The story has Diesel’s street racing gang turned government agents stalked by vengeful Brit special forces rogue Jason Statham. Djimon Hounsou is another heavy, Dwayne Johnson is the lead G-man, Michelle Rodriguez is back with her beguiling Snoopy-vulture scowl, and Kurt Russell saunters in for a few entertaining scenes as a shifty covert ops honcho. All of the actors, starting with the always-endearing Diesel, are agreeable, and the dialogue is so self-consciously macho, the action so cartoonishly overscaled that it’s hard to resist the idea that the whole thing is a put-on, and start enjoying the silliness.

But every time a vehicle plummeted off a cliff in the Caucasus only to have its passengers emerge looking better than I do after a good night’s sleep, every time somebody leapt from one vehicle to another with barely a bruise, every time a car jumped from a parking garage and delivered a duffel bag to a helicopter in flight, some party-pooper part of me couldn’t help but think, this sort of vehicular fantasy, seductive even for a non-gearhead like me, isn’t harmless. The mindset it creates may have contributed to the death of one of this movie’s own stars.

Furious 7 is overlong, like many action blockbusters, but I can’t claim that I wasn’t diverted by some of the movie’s preposterous excesses. But it still may qualify as one of the stupider, more irresponsible movies I’ve ever seen, and when it made me smile, I thought I could sense my Mom scowling at me.

Thursday, April 2, 2015


RIP to Isaac Heller, co-founder of Remco Toys, passed on at 88. Like most kids, especially boys, of my generation, I had some history as a Remco customer, but one Remco item I never had, alas, was…

Monster-of-the-Week: …this week’s honoree, Horrible Hamilton...

The most badass of the giant space bugs featured in the Hamilton Invader line of the mid '60s, Hamilton was a mandibled abomination who trundled along the floor in response to a pull-string. The playsets also included, in various combinations, a smaller giant beetle and giant spider, as well as blue soldiers and various armaments and vehicles to do battle with the aliens. These sets are rare and expensive collectors’ items now, but…a friend of mine, one of those insufferable little freaks who actually took good care of his toys, still has his freakin’ Horrible Hamilton set in mint condition, and...his Hamilton’s pull-string still freakin’ works!

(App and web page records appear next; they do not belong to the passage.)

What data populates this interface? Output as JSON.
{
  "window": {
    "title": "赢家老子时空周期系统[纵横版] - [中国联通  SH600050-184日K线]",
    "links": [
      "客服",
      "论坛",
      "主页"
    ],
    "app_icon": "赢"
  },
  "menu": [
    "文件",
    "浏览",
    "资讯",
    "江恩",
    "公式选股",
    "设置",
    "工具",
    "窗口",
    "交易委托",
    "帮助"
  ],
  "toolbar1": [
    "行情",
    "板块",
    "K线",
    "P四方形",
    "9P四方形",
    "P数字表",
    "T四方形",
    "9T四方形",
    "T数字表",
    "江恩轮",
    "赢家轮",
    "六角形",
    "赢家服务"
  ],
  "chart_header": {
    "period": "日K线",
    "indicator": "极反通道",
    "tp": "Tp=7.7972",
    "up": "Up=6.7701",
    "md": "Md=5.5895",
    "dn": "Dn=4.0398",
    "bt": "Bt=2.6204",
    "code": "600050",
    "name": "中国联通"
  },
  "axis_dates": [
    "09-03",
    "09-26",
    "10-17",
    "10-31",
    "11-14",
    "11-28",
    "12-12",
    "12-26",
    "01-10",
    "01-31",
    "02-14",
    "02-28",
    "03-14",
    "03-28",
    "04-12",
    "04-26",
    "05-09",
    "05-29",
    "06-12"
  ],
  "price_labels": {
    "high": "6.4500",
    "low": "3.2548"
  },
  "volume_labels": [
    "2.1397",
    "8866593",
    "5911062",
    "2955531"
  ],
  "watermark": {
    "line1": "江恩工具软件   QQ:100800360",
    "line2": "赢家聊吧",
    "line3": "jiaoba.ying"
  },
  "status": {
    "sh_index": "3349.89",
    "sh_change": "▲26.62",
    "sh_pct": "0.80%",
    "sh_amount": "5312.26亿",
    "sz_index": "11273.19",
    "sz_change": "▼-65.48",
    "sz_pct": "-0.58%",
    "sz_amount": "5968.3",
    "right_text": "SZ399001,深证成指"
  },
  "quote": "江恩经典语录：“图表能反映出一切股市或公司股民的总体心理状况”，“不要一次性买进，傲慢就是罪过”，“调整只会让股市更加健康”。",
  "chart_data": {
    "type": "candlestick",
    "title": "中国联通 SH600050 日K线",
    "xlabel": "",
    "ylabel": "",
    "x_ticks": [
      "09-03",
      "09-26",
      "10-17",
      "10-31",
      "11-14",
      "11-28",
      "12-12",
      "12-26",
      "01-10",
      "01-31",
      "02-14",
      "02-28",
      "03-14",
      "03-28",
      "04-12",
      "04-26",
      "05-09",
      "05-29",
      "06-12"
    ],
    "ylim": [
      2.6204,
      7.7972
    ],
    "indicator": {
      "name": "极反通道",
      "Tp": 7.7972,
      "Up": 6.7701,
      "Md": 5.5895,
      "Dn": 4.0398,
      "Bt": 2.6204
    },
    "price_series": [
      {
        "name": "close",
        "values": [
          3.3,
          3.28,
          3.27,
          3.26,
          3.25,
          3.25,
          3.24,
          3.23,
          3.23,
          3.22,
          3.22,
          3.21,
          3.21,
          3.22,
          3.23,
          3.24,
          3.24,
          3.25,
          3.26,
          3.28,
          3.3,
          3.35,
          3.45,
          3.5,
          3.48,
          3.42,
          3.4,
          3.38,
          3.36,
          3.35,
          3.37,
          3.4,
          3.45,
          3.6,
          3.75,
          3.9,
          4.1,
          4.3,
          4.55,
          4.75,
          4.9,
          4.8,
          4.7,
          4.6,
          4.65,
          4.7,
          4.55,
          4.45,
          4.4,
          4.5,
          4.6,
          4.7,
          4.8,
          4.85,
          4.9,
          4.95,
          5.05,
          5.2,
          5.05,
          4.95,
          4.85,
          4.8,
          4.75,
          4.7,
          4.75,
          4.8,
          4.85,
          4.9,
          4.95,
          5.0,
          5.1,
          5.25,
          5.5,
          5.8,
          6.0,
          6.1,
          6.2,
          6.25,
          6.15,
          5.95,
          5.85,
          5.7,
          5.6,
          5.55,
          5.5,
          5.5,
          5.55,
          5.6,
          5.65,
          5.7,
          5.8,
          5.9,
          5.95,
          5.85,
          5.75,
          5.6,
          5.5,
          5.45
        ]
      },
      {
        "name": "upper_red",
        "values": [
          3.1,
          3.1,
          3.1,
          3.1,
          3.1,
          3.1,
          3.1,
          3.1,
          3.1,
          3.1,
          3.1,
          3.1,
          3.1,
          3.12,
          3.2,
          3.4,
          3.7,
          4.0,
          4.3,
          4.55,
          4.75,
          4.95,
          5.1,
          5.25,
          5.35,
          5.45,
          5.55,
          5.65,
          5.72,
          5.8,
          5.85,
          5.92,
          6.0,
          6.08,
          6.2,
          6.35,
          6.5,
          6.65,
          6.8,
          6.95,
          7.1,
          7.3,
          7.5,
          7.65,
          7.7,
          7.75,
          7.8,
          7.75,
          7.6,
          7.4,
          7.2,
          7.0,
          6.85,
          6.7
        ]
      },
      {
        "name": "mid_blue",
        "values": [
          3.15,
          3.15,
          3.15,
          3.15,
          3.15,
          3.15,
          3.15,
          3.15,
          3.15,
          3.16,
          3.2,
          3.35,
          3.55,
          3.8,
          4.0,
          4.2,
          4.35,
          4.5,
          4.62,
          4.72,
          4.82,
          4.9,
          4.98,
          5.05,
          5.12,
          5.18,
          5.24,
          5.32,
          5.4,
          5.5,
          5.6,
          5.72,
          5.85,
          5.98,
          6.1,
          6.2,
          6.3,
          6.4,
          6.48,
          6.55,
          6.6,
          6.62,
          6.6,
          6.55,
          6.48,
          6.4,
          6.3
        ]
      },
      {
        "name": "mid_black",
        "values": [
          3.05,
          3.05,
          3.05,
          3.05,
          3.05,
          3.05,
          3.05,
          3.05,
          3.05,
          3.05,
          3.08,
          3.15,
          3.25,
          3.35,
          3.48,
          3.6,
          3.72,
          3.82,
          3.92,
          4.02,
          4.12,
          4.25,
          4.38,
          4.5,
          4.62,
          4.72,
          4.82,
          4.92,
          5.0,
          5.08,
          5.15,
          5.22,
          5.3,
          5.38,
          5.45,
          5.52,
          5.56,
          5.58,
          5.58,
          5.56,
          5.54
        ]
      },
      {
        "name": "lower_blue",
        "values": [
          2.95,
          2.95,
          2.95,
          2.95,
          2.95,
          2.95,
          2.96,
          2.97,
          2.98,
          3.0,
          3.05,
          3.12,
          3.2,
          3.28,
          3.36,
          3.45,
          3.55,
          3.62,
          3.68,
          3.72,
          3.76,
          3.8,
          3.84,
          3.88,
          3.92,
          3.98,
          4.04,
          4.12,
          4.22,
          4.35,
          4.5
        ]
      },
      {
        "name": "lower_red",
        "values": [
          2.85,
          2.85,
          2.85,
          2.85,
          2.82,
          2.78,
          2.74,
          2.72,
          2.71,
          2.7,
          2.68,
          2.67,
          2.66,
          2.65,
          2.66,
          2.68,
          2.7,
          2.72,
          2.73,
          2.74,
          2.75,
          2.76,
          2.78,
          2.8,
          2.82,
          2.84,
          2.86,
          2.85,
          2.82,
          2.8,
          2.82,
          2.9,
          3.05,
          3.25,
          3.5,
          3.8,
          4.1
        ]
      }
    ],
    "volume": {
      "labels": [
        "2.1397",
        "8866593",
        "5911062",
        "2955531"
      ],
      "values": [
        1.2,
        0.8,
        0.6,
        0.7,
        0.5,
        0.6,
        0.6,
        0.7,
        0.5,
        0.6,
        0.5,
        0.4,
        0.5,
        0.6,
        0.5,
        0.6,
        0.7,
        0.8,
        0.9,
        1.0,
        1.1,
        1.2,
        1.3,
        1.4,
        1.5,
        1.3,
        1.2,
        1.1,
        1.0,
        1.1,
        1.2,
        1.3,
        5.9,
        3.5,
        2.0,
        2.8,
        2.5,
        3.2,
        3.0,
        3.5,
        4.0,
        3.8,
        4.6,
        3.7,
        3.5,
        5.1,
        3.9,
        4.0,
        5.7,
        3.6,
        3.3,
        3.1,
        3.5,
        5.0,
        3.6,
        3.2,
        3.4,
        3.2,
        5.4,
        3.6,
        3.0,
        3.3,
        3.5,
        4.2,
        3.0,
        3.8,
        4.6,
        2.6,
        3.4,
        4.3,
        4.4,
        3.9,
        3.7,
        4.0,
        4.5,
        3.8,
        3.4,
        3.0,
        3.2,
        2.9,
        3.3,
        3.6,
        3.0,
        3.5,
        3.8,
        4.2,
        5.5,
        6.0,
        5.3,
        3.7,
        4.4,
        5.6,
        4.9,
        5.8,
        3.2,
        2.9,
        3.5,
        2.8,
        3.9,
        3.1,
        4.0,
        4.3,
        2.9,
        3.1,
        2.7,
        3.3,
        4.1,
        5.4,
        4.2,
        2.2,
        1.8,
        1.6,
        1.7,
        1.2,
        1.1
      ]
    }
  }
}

Back in the ‘80s, my pal’s Hamilton played the title role in a short movie, written by Your Humble Narrator and produced by the Communications Department of Gannon University, called Grok: Creature From Lake Erie, which was actually shown on the local late-night horror show, then hosted by Sir Robert Ghoulini—one of the high points, I must admit, of my 20s. But alas, as far as I know no video of Grok is extant.